Salvia stenophylla Burch. ex Benth. (Lamiaceae) is a perennial aromatic herb, which is widespread in the high
altitude areas of the central and eastern parts of South Africa. It is closely related to Salvia runcinata L. f. and Salvia repens Burch. ex Benth. with which it forms a species complex. Taxonomically, distinction between the three taxa is problematic. Salvia stenophylla is economically important as a source of α-bisabolol used in aromatherapy and active cosmetic formulations. The fresh aerial parts of the three taxa obtained from 25 natural populations were hydrodistilled to isolate the essential oil and analytical assessment of the oil was carried out using gas chromatography coupled to mass
spectroscopy (GC/MS). The GC/MS results showed variation in the qualitative and quantitative chemical composition within and between populations of the same and different taxa. The dominant compounds in the S. stenophylla oils include: α-bisabolol (46.5%), limonene (38.1%), δ-3-carene (24.9%), γ-terpinene (20.3%), p-cymene (18.4%) and (E)-nerolidol (53.6%). Salvia repens oils accumulated major compounds like (E)-nerolidol (25.2%), ledol (25.4%), camphor (12.7%), β-caryophyllene (13.6%) and β-phellandrene (22.2%). Salvia runcinata oils had (E)-nerolidol (72%), α-bisabolol (41.1%), limonene (24.1%), α-pinene (45%) and β-pinene (15%) and 26% of guaiol in high percentages. Seven chemotypes were identified and they were used to investigate the chemotaxomic relationships in the species
complex.
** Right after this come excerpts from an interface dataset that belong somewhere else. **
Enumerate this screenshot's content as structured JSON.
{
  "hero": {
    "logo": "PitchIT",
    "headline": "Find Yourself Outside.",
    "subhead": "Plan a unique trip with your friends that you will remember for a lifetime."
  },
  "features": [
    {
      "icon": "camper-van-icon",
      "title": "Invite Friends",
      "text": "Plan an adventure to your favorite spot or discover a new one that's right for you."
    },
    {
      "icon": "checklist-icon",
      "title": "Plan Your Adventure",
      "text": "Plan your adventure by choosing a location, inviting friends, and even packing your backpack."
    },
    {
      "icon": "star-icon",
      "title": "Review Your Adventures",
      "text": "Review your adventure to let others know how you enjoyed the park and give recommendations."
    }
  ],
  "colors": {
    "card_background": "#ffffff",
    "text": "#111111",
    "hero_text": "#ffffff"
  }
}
The results suggested that S. stenophylla and S. repens are the closest allies within the complex.